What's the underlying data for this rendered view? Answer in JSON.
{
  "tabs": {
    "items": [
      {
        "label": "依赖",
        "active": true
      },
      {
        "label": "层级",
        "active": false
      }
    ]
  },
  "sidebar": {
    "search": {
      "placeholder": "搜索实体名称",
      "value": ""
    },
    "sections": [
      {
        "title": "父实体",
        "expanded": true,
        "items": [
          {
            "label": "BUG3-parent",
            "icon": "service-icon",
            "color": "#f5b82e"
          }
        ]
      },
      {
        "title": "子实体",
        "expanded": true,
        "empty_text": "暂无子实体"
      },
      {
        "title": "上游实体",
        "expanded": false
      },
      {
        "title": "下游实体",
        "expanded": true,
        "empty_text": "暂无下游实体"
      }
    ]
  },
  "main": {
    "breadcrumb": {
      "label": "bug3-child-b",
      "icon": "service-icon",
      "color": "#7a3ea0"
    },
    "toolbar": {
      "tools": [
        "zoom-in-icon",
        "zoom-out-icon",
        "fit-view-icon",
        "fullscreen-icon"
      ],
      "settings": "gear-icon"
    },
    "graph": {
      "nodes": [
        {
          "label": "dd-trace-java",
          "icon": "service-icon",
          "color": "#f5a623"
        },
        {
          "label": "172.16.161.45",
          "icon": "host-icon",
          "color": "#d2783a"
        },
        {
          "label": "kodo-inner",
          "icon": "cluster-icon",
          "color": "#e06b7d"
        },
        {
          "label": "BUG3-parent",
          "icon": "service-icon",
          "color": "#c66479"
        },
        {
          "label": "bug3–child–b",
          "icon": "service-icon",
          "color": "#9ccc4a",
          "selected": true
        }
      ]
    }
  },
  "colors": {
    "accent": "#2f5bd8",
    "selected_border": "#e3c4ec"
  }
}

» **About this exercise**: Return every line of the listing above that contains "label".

» **Reply to the task**:
        "label": "依赖",
        "label": "层级",
            "label": "BUG3-parent",
      "label": "bug3-child-b",
          "label": "dd-trace-java",
          "label": "172.16.161.45",
          "label": "kodo-inner",
          "label": "BUG3-parent",
          "label": "bug3–child–b",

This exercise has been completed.